-- Dataset entries --
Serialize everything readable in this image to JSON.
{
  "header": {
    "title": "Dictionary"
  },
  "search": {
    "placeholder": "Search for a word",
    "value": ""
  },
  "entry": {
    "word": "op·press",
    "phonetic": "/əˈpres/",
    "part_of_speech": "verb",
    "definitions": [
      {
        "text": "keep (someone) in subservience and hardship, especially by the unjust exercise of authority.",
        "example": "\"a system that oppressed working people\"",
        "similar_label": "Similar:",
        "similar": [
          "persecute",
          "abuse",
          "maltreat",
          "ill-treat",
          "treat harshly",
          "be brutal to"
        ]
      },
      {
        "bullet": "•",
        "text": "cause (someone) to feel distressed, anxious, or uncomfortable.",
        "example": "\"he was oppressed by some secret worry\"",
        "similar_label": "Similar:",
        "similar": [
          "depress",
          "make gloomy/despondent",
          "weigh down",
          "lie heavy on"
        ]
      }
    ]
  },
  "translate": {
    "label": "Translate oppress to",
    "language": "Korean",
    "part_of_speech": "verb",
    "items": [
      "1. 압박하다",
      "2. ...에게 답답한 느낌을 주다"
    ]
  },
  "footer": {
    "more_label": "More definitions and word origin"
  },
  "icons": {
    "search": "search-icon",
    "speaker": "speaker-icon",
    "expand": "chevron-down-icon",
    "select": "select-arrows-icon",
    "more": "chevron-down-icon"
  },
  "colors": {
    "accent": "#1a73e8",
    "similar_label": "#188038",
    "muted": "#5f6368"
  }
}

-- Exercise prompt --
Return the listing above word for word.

-- Output of the exercise --
Serialize everything readable in this image to JSON.
{
  "header": {
    "title": "Dictionary"
  },
  "search": {
    "placeholder": "Search for a word",
    "value": ""
  },
  "entry": {
    "word": "op·press",
    "phonetic": "/əˈpres/",
    "part_of_speech": "verb",
    "definitions": [
      {
        "text": "keep (someone) in subservience and hardship, especially by the unjust exercise of authority.",
        "example": "\"a system that oppressed working people\"",
        "similar_label": "Similar:",
        "similar": [
          "persecute",
          "abuse",
          "maltreat",
          "ill-treat",
          "treat harshly",
          "be brutal to"
        ]
      },
      {
        "bullet": "•",
        "text": "cause (someone) to feel distressed, anxious, or uncomfortable.",
        "example": "\"he was oppressed by some secret worry\"",
        "similar_label": "Similar:",
        "similar": [
          "depress",
          "make gloomy/despondent",
          "weigh down",
          "lie heavy on"
        ]
      }
    ]
  },
  "translate": {
    "label": "Translate oppress to",
    "language": "Korean",
    "part_of_speech": "verb",
    "items": [
      "1. 압박하다",
      "2. ...에게 답답한 느낌을 주다"
    ]
  },
  "footer": {
    "more_label": "More definitions and word origin"
  },
  "icons": {
    "search": "search-icon",
    "speaker": "speaker-icon",
    "expand": "chevron-down-icon",
    "select": "select-arrows-icon",
    "more": "chevron-down-icon"
  },
  "colors": {
    "accent": "#1a73e8",
    "similar_label": "#188038",
    "muted": "#5f6368"
  }
}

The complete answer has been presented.